→ What the task requires
Nothing in the records should change; write them all out again.

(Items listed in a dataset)

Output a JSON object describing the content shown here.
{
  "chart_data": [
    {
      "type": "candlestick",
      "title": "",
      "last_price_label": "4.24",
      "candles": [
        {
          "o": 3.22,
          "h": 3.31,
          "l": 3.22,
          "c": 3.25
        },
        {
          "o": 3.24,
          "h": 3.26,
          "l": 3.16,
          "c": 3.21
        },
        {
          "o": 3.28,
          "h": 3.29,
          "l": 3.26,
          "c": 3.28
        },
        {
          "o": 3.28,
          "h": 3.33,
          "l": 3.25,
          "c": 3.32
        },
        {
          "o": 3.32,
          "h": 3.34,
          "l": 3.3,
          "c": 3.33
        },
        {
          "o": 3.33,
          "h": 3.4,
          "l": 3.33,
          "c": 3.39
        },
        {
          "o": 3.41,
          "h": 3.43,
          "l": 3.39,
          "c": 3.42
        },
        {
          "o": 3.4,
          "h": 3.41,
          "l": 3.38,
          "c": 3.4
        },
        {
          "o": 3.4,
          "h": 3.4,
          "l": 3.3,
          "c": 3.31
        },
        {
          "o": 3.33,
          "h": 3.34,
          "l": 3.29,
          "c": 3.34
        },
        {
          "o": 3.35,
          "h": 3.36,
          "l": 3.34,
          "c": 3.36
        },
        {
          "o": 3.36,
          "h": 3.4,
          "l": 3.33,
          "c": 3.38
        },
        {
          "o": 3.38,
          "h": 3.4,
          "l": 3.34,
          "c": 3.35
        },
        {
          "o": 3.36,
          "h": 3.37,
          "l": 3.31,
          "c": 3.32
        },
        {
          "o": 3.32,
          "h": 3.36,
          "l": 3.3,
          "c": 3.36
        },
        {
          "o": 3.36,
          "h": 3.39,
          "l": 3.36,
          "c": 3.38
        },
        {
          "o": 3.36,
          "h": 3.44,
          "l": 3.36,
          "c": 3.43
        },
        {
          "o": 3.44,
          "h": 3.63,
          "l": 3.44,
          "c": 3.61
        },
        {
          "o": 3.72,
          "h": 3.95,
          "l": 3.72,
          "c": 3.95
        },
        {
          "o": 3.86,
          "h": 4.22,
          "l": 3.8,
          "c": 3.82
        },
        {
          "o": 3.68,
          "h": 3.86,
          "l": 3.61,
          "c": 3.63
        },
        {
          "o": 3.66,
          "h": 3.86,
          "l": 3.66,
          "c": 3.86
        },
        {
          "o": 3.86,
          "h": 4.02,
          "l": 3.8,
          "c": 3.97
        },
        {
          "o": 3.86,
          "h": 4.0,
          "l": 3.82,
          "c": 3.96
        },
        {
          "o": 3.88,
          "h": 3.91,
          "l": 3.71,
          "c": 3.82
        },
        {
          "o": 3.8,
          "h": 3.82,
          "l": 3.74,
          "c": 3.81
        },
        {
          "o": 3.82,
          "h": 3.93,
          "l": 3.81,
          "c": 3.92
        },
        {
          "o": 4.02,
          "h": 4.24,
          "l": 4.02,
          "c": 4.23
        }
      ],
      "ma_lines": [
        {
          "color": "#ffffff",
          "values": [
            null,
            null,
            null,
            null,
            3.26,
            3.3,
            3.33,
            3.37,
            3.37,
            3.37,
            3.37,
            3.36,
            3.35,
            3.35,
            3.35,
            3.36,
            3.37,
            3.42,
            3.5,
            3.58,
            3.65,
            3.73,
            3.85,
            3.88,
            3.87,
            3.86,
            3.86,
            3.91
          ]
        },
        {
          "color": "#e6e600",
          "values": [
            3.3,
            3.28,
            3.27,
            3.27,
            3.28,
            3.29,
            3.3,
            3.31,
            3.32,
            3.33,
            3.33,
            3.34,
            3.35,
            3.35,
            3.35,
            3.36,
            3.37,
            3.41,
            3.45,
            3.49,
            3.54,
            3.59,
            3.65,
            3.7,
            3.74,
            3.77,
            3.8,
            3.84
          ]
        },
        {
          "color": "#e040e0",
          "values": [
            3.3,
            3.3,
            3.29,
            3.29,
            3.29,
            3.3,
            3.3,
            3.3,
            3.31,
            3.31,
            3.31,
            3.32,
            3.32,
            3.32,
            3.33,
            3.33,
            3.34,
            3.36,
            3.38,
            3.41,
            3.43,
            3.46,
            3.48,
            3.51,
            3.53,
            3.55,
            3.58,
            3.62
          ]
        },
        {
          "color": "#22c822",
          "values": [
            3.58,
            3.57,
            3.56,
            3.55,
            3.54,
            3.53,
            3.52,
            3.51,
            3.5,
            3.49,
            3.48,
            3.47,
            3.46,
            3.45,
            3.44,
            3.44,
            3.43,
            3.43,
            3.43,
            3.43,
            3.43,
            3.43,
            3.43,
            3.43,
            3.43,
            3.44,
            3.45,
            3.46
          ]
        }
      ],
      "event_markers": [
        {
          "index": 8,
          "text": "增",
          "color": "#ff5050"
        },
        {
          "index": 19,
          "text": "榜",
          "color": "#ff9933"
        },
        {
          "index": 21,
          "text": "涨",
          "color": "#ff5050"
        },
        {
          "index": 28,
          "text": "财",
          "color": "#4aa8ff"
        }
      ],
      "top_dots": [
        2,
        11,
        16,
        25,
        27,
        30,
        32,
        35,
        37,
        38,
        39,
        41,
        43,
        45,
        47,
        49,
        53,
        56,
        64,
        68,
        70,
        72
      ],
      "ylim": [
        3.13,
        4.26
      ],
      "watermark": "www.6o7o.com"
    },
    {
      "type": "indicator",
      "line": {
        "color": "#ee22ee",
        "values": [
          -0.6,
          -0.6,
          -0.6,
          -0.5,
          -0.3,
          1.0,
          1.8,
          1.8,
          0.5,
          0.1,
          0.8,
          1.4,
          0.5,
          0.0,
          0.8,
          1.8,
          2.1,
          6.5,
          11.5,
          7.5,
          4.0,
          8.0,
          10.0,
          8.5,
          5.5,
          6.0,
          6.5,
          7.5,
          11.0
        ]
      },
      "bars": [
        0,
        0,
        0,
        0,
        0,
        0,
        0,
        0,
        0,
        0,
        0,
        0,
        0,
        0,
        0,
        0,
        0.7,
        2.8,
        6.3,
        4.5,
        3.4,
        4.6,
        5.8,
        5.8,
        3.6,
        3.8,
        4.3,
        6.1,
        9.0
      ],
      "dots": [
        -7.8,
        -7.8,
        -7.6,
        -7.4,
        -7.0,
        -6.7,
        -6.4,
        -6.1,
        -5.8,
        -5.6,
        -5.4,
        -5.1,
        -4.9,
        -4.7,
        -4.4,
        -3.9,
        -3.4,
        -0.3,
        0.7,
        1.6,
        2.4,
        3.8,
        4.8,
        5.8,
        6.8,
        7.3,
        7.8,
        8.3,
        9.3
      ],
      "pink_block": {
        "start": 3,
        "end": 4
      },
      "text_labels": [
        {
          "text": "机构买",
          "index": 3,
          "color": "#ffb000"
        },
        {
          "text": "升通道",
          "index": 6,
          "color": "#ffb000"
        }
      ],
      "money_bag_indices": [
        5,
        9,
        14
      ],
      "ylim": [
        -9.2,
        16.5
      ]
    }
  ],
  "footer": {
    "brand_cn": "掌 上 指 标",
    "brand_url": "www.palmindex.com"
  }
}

→ Finished exercise
Output a JSON object describing the content shown here.
{
  "chart_data": [
    {
      "type": "candlestick",
      "title": "",
      "last_price_label": "4.24",
      "candles": [
        {
          "o": 3.22,
          "h": 3.31,
          "l": 3.22,
          "c": 3.25
        },
        {
          "o": 3.24,
          "h": 3.26,
          "l": 3.16,
          "c": 3.21
        },
        {
          "o": 3.28,
          "h": 3.29,
          "l": 3.26,
          "c": 3.28
        },
        {
          "o": 3.28,
          "h": 3.33,
          "l": 3.25,
          "c": 3.32
        },
        {
          "o": 3.32,
          "h": 3.34,
          "l": 3.3,
          "c": 3.33
        },
        {
          "o": 3.33,
          "h": 3.4,
          "l": 3.33,
          "c": 3.39
        },
        {
          "o": 3.41,
          "h": 3.43,
          "l": 3.39,
          "c": 3.42
        },
        {
          "o": 3.4,
          "h": 3.41,
          "l": 3.38,
          "c": 3.4
        },
        {
          "o": 3.4,
          "h": 3.4,
          "l": 3.3,
          "c": 3.31
        },
        {
          "o": 3.33,
          "h": 3.34,
          "l": 3.29,
          "c": 3.34
        },
        {
          "o": 3.35,
          "h": 3.36,
          "l": 3.34,
          "c": 3.36
        },
        {
          "o": 3.36,
          "h": 3.4,
          "l": 3.33,
          "c": 3.38
        },
        {
          "o": 3.38,
          "h": 3.4,
          "l": 3.34,
          "c": 3.35
        },
        {
          "o": 3.36,
          "h": 3.37,
          "l": 3.31,
          "c": 3.32
        },
        {
          "o": 3.32,
          "h": 3.36,
          "l": 3.3,
          "c": 3.36
        },
        {
          "o": 3.36,
          "h": 3.39,
          "l": 3.36,
          "c": 3.38
        },
        {
          "o": 3.36,
          "h": 3.44,
          "l": 3.36,
          "c": 3.43
        },
        {
          "o": 3.44,
          "h": 3.63,
          "l": 3.44,
          "c": 3.61
        },
        {
          "o": 3.72,
          "h": 3.95,
          "l": 3.72,
          "c": 3.95
        },
        {
          "o": 3.86,
          "h": 4.22,
          "l": 3.8,
          "c": 3.82
        },
        {
          "o": 3.68,
          "h": 3.86,
          "l": 3.61,
          "c": 3.63
        },
        {
          "o": 3.66,
          "h": 3.86,
          "l": 3.66,
          "c": 3.86
        },
        {
          "o": 3.86,
          "h": 4.02,
          "l": 3.8,
          "c": 3.97
        },
        {
          "o": 3.86,
          "h": 4.0,
          "l": 3.82,
          "c": 3.96
        },
        {
          "o": 3.88,
          "h": 3.91,
          "l": 3.71,
          "c": 3.82
        },
        {
          "o": 3.8,
          "h": 3.82,
          "l": 3.74,
          "c": 3.81
        },
        {
          "o": 3.82,
          "h": 3.93,
          "l": 3.81,
          "c": 3.92
        },
        {
          "o": 4.02,
          "h": 4.24,
          "l": 4.02,
          "c": 4.23
        }
      ],
      "ma_lines": [
        {
          "color": "#ffffff",
          "values": [
            null,
            null,
            null,
            null,
            3.26,
            3.3,
            3.33,
            3.37,
            3.37,
            3.37,
            3.37,
            3.36,
            3.35,
            3.35,
            3.35,
            3.36,
            3.37,
            3.42,
            3.5,
            3.58,
            3.65,
            3.73,
            3.85,
            3.88,
            3.87,
            3.86,
            3.86,
            3.91
          ]
        },
        {
          "color": "#e6e600",
          "values": [
            3.3,
            3.28,
            3.27,
            3.27,
            3.28,
            3.29,
            3.3,
            3.31,
            3.32,
            3.33,
            3.33,
            3.34,
            3.35,
            3.35,
            3.35,
            3.36,
            3.37,
            3.41,
            3.45,
            3.49,
            3.54,
            3.59,
            3.65,
            3.7,
            3.74,
            3.77,
            3.8,
            3.84
          ]
        },
        {
          "color": "#e040e0",
          "values": [
            3.3,
            3.3,
            3.29,
            3.29,
            3.29,
            3.3,
            3.3,
            3.3,
            3.31,
            3.31,
            3.31,
            3.32,
            3.32,
            3.32,
            3.33,
            3.33,
            3.34,
            3.36,
            3.38,
            3.41,
            3.43,
            3.46,
            3.48,
            3.51,
            3.53,
            3.55,
            3.58,
            3.62
          ]
        },
        {
          "color": "#22c822",
          "values": [
            3.58,
            3.57,
            3.56,
            3.55,
            3.54,
            3.53,
            3.52,
            3.51,
            3.5,
            3.49,
            3.48,
            3.47,
            3.46,
            3.45,
            3.44,
            3.44,
            3.43,
            3.43,
            3.43,
            3.43,
            3.43,
            3.43,
            3.43,
            3.43,
            3.43,
            3.44,
            3.45,
            3.46
          ]
        }
      ],
      "event_markers": [
        {
          "index": 8,
          "text": "增",
          "color": "#ff5050"
        },
        {
          "index": 19,
          "text": "榜",
          "color": "#ff9933"
        },
        {
          "index": 21,
          "text": "涨",
          "color": "#ff5050"
        },
        {
          "index": 28,
          "text": "财",
          "color": "#4aa8ff"
        }
      ],
      "top_dots": [
        2,
        11,
        16,
        25,
        27,
        30,
        32,
        35,
        37,
        38,
        39,
        41,
        43,
        45,
        47,
        49,
        53,
        56,
        64,
        68,
        70,
        72
      ],
      "ylim": [
        3.13,
        4.26
      ],
      "watermark": "www.6o7o.com"
    },
    {
      "type": "indicator",
      "line": {
        "color": "#ee22ee",
        "values": [
          -0.6,
          -0.6,
          -0.6,
          -0.5,
          -0.3,
          1.0,
          1.8,
          1.8,
          0.5,
          0.1,
          0.8,
          1.4,
          0.5,
          0.0,
          0.8,
          1.8,
          2.1,
          6.5,
          11.5,
          7.5,
          4.0,
          8.0,
          10.0,
          8.5,
          5.5,
          6.0,
          6.5,
          7.5,
          11.0
        ]
      },
      "bars": [
        0,
        0,
        0,
        0,
        0,
        0,
        0,
        0,
        0,
        0,
        0,
        0,
        0,
        0,
        0,
        0,
        0.7,
        2.8,
        6.3,
        4.5,
        3.4,
        4.6,
        5.8,
        5.8,
        3.6,
        3.8,
        4.3,
        6.1,
        9.0
      ],
      "dots": [
        -7.8,
        -7.8,
        -7.6,
        -7.4,
        -7.0,
        -6.7,
        -6.4,
        -6.1,
        -5.8,
        -5.6,
        -5.4,
        -5.1,
        -4.9,
        -4.7,
        -4.4,
        -3.9,
        -3.4,
        -0.3,
        0.7,
        1.6,
        2.4,
        3.8,
        4.8,
        5.8,
        6.8,
        7.3,
        7.8,
        8.3,
        9.3
      ],
      "pink_block": {
        "start": 3,
        "end": 4
      },
      "text_labels": [
        {
          "text": "机构买",
          "index": 3,
          "color": "#ffb000"
        },
        {
          "text": "升通道",
          "index": 6,
          "color": "#ffb000"
        }
      ],
      "money_bag_indices": [
        5,
        9,
        14
      ],
      "ylim": [
        -9.2,
        16.5
      ]
    }
  ],
  "footer": {
    "brand_cn": "掌 上 指 标",
    "brand_url": "www.palmindex.com"
  }
}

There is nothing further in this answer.